▼

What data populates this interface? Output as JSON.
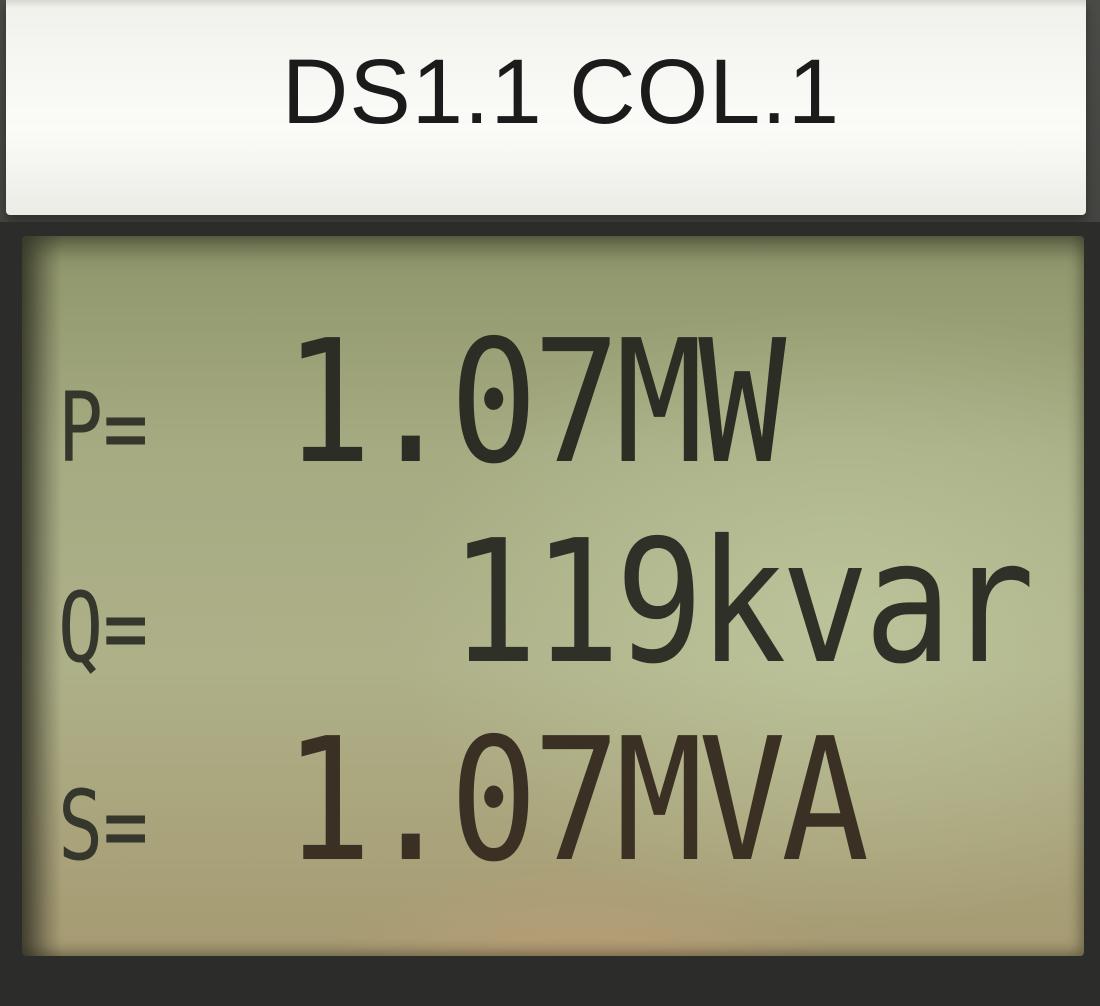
{
  "label": {
    "text": "DS1.1 COL.1"
  },
  "display": {
    "rows": [
      {
        "label": "P=",
        "value": "1.07MW"
      },
      {
        "label": "Q=",
        "value": "  119kvar"
      },
      {
        "label": "S=",
        "value": "1.07MVA"
      }
    ]
  },
  "colors": {
    "lcd_background": "#a6ab82",
    "lcd_text": "#2d2e25",
    "label_background": "#f6f6f2",
    "label_text": "#1b1b1b"
  }
}
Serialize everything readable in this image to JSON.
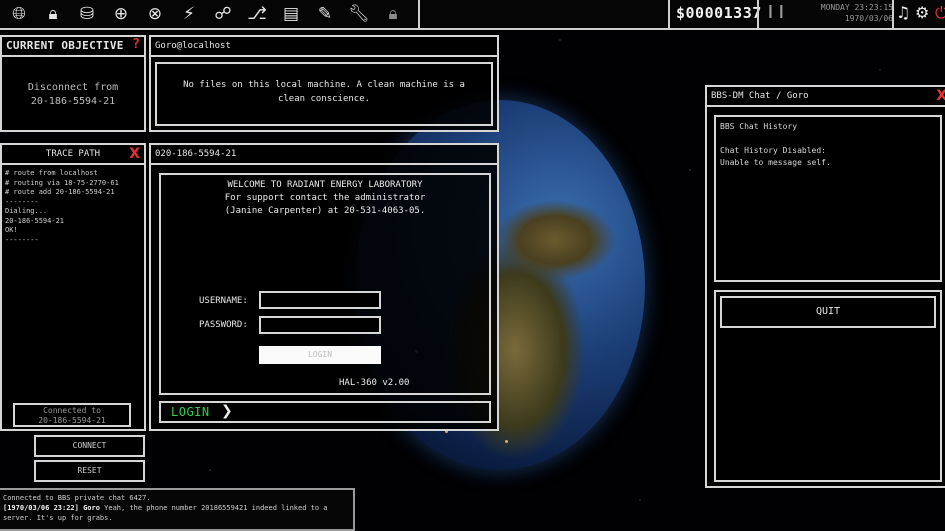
{
  "topbar": {
    "icons": [
      "globe-icon",
      "lock-globe-icon",
      "database-icon",
      "network-globe-icon",
      "linked-globe-icon",
      "satellite-icon",
      "broken-link-icon",
      "stamp-icon",
      "notebook-icon",
      "notepad-icon",
      "wrench-icon",
      "padlock-icon"
    ],
    "money": "$00001337",
    "pause_glyph": "❙❙",
    "clock_line1": "MONDAY 23:23:15",
    "clock_line2": "1970/03/06",
    "music_glyph": "♫",
    "gear_glyph": "⚙",
    "power_glyph": "⏻"
  },
  "objective": {
    "title": "CURRENT OBJECTIVE",
    "help": "?",
    "line1": "Disconnect from",
    "line2": "20-186-5594-21"
  },
  "local": {
    "title": "Goro@localhost",
    "message": "No files on this local machine. A clean machine is a clean conscience."
  },
  "trace": {
    "title": "TRACE PATH",
    "close": "X",
    "lines": "# route from localhost\n# routing via 18-75-2770-61\n# route add 20-186-5594-21\n--------\nDialing...\n20-186-5594-21\nOK!\n--------",
    "connected_line1": "Connected to",
    "connected_line2": "20-186-5594-21"
  },
  "actions": {
    "connect": "CONNECT",
    "reset": "RESET"
  },
  "remote": {
    "title": "020-186-5594-21",
    "welcome1": "WELCOME TO RADIANT ENERGY LABORATORY",
    "welcome2": "For support contact the administrator",
    "welcome3": "(Janine Carpenter) at 20-531-4063-05.",
    "username_label": "USERNAME:",
    "password_label": "PASSWORD:",
    "login_button": "LOGIN",
    "version": "HAL-360 v2.00",
    "login_bar": "LOGIN",
    "login_arrow": "❯"
  },
  "chat": {
    "title": "BBS-DM Chat / Goro",
    "close": "X",
    "history_lines": "BBS Chat History\n\nChat History Disabled:\nUnable to message self.",
    "quit": "QUIT"
  },
  "log": {
    "line1": "Connected to BBS private chat 6427.",
    "line2_prefix": "[1970/03/06 23:22] Goro",
    "line2_text": " Yeah, the phone number 20186559421 indeed linked to a",
    "line3": "server. It's up for grabs."
  }
}
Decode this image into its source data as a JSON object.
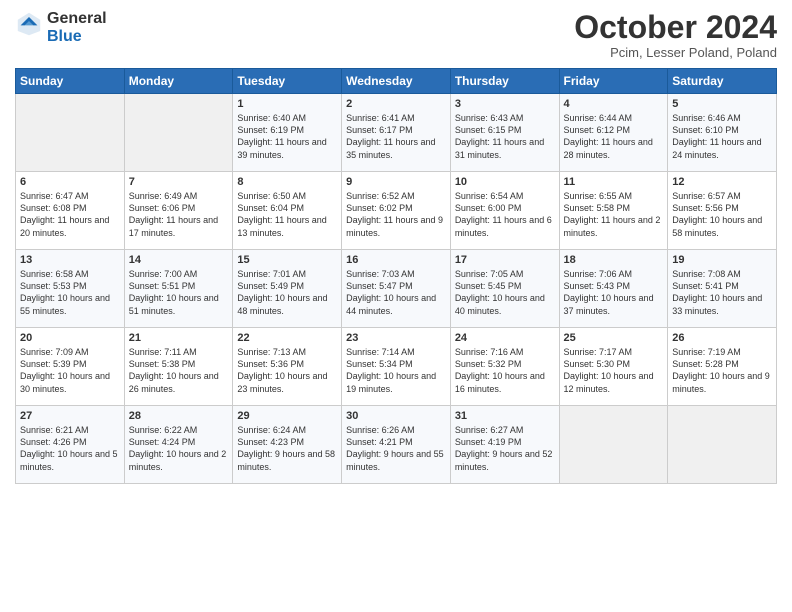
{
  "header": {
    "logo_general": "General",
    "logo_blue": "Blue",
    "month_title": "October 2024",
    "subtitle": "Pcim, Lesser Poland, Poland"
  },
  "days_of_week": [
    "Sunday",
    "Monday",
    "Tuesday",
    "Wednesday",
    "Thursday",
    "Friday",
    "Saturday"
  ],
  "weeks": [
    [
      {
        "day": "",
        "sunrise": "",
        "sunset": "",
        "daylight": "",
        "empty": true
      },
      {
        "day": "",
        "sunrise": "",
        "sunset": "",
        "daylight": "",
        "empty": true
      },
      {
        "day": "1",
        "sunrise": "Sunrise: 6:40 AM",
        "sunset": "Sunset: 6:19 PM",
        "daylight": "Daylight: 11 hours and 39 minutes."
      },
      {
        "day": "2",
        "sunrise": "Sunrise: 6:41 AM",
        "sunset": "Sunset: 6:17 PM",
        "daylight": "Daylight: 11 hours and 35 minutes."
      },
      {
        "day": "3",
        "sunrise": "Sunrise: 6:43 AM",
        "sunset": "Sunset: 6:15 PM",
        "daylight": "Daylight: 11 hours and 31 minutes."
      },
      {
        "day": "4",
        "sunrise": "Sunrise: 6:44 AM",
        "sunset": "Sunset: 6:12 PM",
        "daylight": "Daylight: 11 hours and 28 minutes."
      },
      {
        "day": "5",
        "sunrise": "Sunrise: 6:46 AM",
        "sunset": "Sunset: 6:10 PM",
        "daylight": "Daylight: 11 hours and 24 minutes."
      }
    ],
    [
      {
        "day": "6",
        "sunrise": "Sunrise: 6:47 AM",
        "sunset": "Sunset: 6:08 PM",
        "daylight": "Daylight: 11 hours and 20 minutes."
      },
      {
        "day": "7",
        "sunrise": "Sunrise: 6:49 AM",
        "sunset": "Sunset: 6:06 PM",
        "daylight": "Daylight: 11 hours and 17 minutes."
      },
      {
        "day": "8",
        "sunrise": "Sunrise: 6:50 AM",
        "sunset": "Sunset: 6:04 PM",
        "daylight": "Daylight: 11 hours and 13 minutes."
      },
      {
        "day": "9",
        "sunrise": "Sunrise: 6:52 AM",
        "sunset": "Sunset: 6:02 PM",
        "daylight": "Daylight: 11 hours and 9 minutes."
      },
      {
        "day": "10",
        "sunrise": "Sunrise: 6:54 AM",
        "sunset": "Sunset: 6:00 PM",
        "daylight": "Daylight: 11 hours and 6 minutes."
      },
      {
        "day": "11",
        "sunrise": "Sunrise: 6:55 AM",
        "sunset": "Sunset: 5:58 PM",
        "daylight": "Daylight: 11 hours and 2 minutes."
      },
      {
        "day": "12",
        "sunrise": "Sunrise: 6:57 AM",
        "sunset": "Sunset: 5:56 PM",
        "daylight": "Daylight: 10 hours and 58 minutes."
      }
    ],
    [
      {
        "day": "13",
        "sunrise": "Sunrise: 6:58 AM",
        "sunset": "Sunset: 5:53 PM",
        "daylight": "Daylight: 10 hours and 55 minutes."
      },
      {
        "day": "14",
        "sunrise": "Sunrise: 7:00 AM",
        "sunset": "Sunset: 5:51 PM",
        "daylight": "Daylight: 10 hours and 51 minutes."
      },
      {
        "day": "15",
        "sunrise": "Sunrise: 7:01 AM",
        "sunset": "Sunset: 5:49 PM",
        "daylight": "Daylight: 10 hours and 48 minutes."
      },
      {
        "day": "16",
        "sunrise": "Sunrise: 7:03 AM",
        "sunset": "Sunset: 5:47 PM",
        "daylight": "Daylight: 10 hours and 44 minutes."
      },
      {
        "day": "17",
        "sunrise": "Sunrise: 7:05 AM",
        "sunset": "Sunset: 5:45 PM",
        "daylight": "Daylight: 10 hours and 40 minutes."
      },
      {
        "day": "18",
        "sunrise": "Sunrise: 7:06 AM",
        "sunset": "Sunset: 5:43 PM",
        "daylight": "Daylight: 10 hours and 37 minutes."
      },
      {
        "day": "19",
        "sunrise": "Sunrise: 7:08 AM",
        "sunset": "Sunset: 5:41 PM",
        "daylight": "Daylight: 10 hours and 33 minutes."
      }
    ],
    [
      {
        "day": "20",
        "sunrise": "Sunrise: 7:09 AM",
        "sunset": "Sunset: 5:39 PM",
        "daylight": "Daylight: 10 hours and 30 minutes."
      },
      {
        "day": "21",
        "sunrise": "Sunrise: 7:11 AM",
        "sunset": "Sunset: 5:38 PM",
        "daylight": "Daylight: 10 hours and 26 minutes."
      },
      {
        "day": "22",
        "sunrise": "Sunrise: 7:13 AM",
        "sunset": "Sunset: 5:36 PM",
        "daylight": "Daylight: 10 hours and 23 minutes."
      },
      {
        "day": "23",
        "sunrise": "Sunrise: 7:14 AM",
        "sunset": "Sunset: 5:34 PM",
        "daylight": "Daylight: 10 hours and 19 minutes."
      },
      {
        "day": "24",
        "sunrise": "Sunrise: 7:16 AM",
        "sunset": "Sunset: 5:32 PM",
        "daylight": "Daylight: 10 hours and 16 minutes."
      },
      {
        "day": "25",
        "sunrise": "Sunrise: 7:17 AM",
        "sunset": "Sunset: 5:30 PM",
        "daylight": "Daylight: 10 hours and 12 minutes."
      },
      {
        "day": "26",
        "sunrise": "Sunrise: 7:19 AM",
        "sunset": "Sunset: 5:28 PM",
        "daylight": "Daylight: 10 hours and 9 minutes."
      }
    ],
    [
      {
        "day": "27",
        "sunrise": "Sunrise: 6:21 AM",
        "sunset": "Sunset: 4:26 PM",
        "daylight": "Daylight: 10 hours and 5 minutes."
      },
      {
        "day": "28",
        "sunrise": "Sunrise: 6:22 AM",
        "sunset": "Sunset: 4:24 PM",
        "daylight": "Daylight: 10 hours and 2 minutes."
      },
      {
        "day": "29",
        "sunrise": "Sunrise: 6:24 AM",
        "sunset": "Sunset: 4:23 PM",
        "daylight": "Daylight: 9 hours and 58 minutes."
      },
      {
        "day": "30",
        "sunrise": "Sunrise: 6:26 AM",
        "sunset": "Sunset: 4:21 PM",
        "daylight": "Daylight: 9 hours and 55 minutes."
      },
      {
        "day": "31",
        "sunrise": "Sunrise: 6:27 AM",
        "sunset": "Sunset: 4:19 PM",
        "daylight": "Daylight: 9 hours and 52 minutes."
      },
      {
        "day": "",
        "sunrise": "",
        "sunset": "",
        "daylight": "",
        "empty": true
      },
      {
        "day": "",
        "sunrise": "",
        "sunset": "",
        "daylight": "",
        "empty": true
      }
    ]
  ]
}
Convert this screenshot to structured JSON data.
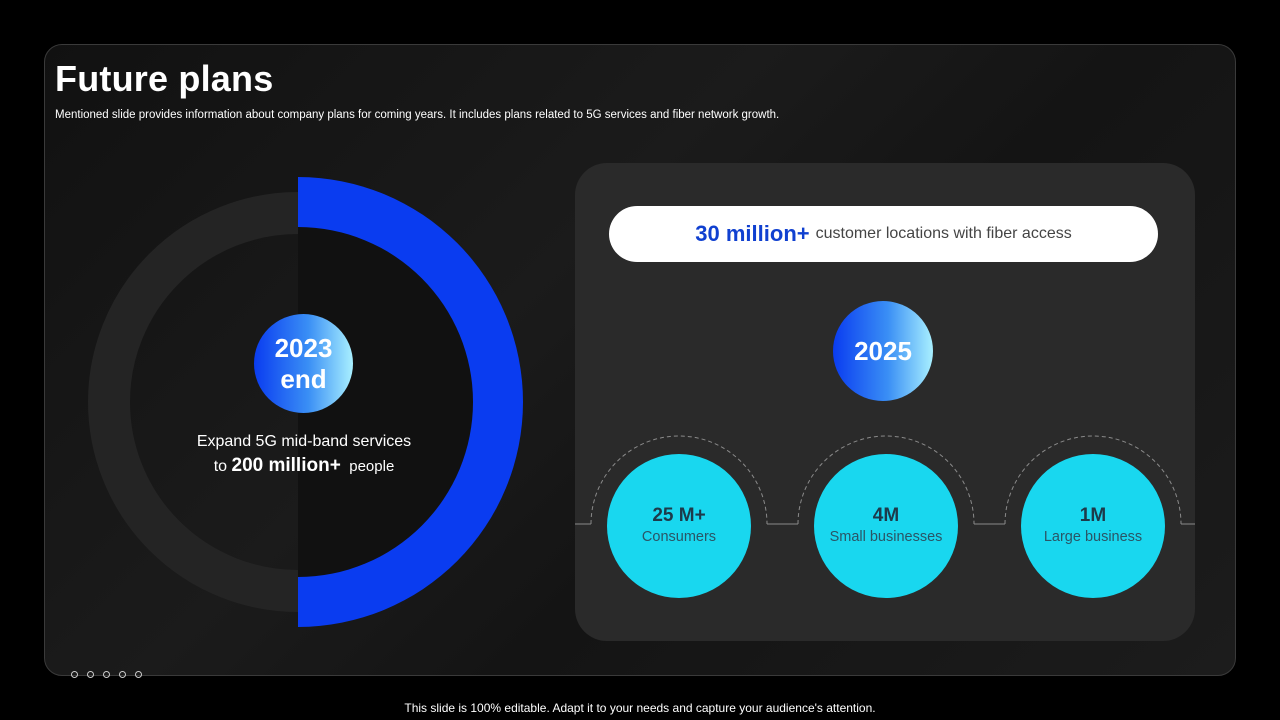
{
  "slide": {
    "title": "Future plans",
    "subtitle": "Mentioned slide provides information about company plans for coming years. It includes plans related to 5G services and fiber network growth."
  },
  "left": {
    "badge_line1": "2023",
    "badge_line2": "end",
    "text_line1": "Expand 5G mid-band services",
    "text_prefix": "to",
    "text_highlight": "200 million+",
    "text_suffix": "people",
    "progress_fraction": 0.5,
    "colors": {
      "progress": "#0a3cf0",
      "track": "#242424"
    }
  },
  "right": {
    "pill_highlight": "30 million+",
    "pill_text": "customer locations with fiber access",
    "badge": "2025",
    "stats": [
      {
        "value": "25 M+",
        "label": "Consumers"
      },
      {
        "value": "4M",
        "label": "Small businesses"
      },
      {
        "value": "1M",
        "label": "Large business"
      }
    ],
    "colors": {
      "stat": "#19d7ef",
      "highlight": "#1040d0"
    }
  },
  "footer": "This slide is 100% editable. Adapt it to your needs and capture your audience's attention."
}
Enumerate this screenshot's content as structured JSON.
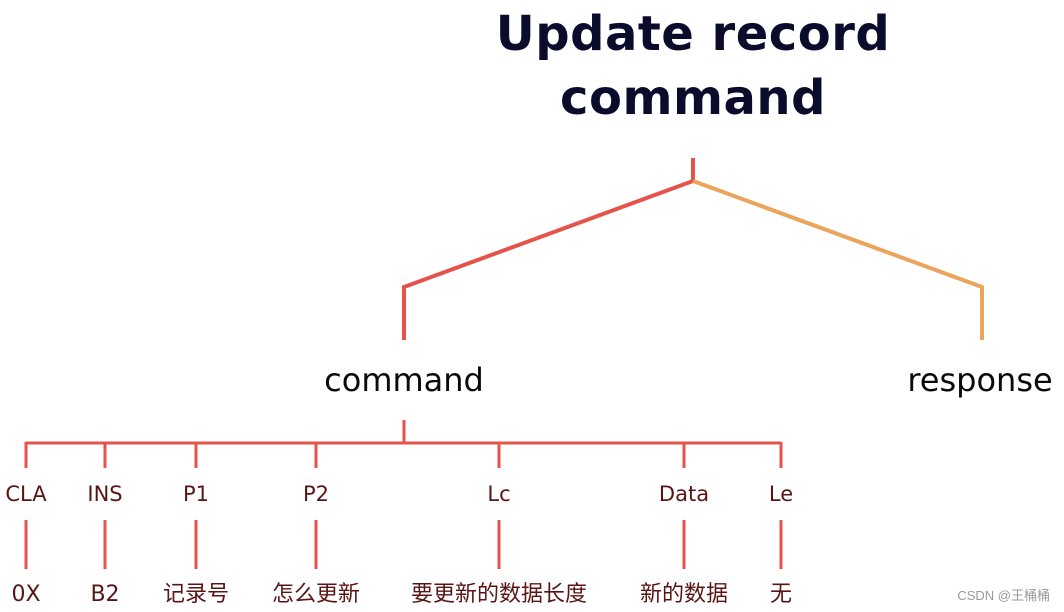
{
  "title": "Update record command",
  "title_lines": [
    "Update record",
    "command"
  ],
  "colors": {
    "command_branch": "#e5534b",
    "response_branch": "#eba45c",
    "title_text": "#0b0c2c",
    "leaf_text": "#5a1414"
  },
  "branches": {
    "command": "command",
    "response": "response"
  },
  "fields": [
    {
      "label": "CLA",
      "value": "0X"
    },
    {
      "label": "INS",
      "value": "B2"
    },
    {
      "label": "P1",
      "value": "记录号"
    },
    {
      "label": "P2",
      "value": "怎么更新"
    },
    {
      "label": "Lc",
      "value": "要更新的数据长度"
    },
    {
      "label": "Data",
      "value": "新的数据"
    },
    {
      "label": "Le",
      "value": "无"
    }
  ],
  "watermark": "CSDN @王桶桶"
}
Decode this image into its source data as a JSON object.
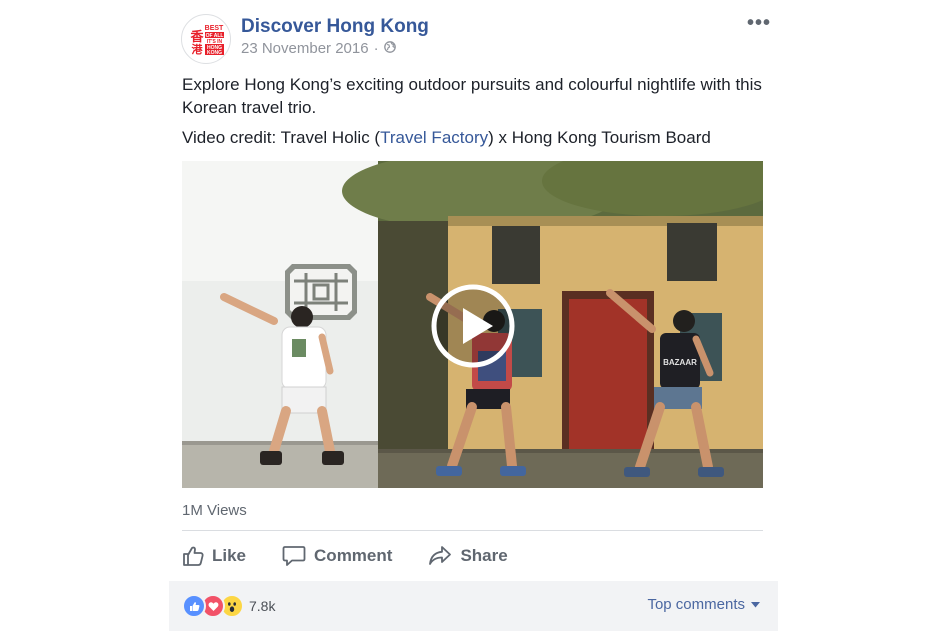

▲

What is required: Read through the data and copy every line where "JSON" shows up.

Solved problem:
What data populates this interface? Output as JSON.
Serialize everything readable in this image to JSON.
Decode this image into its source data as a JSON object.
Convert this screenshot to structured JSON data.
Enumerate this screenshot's content as structured JSON.
Decode this image into its source data as a JSON object.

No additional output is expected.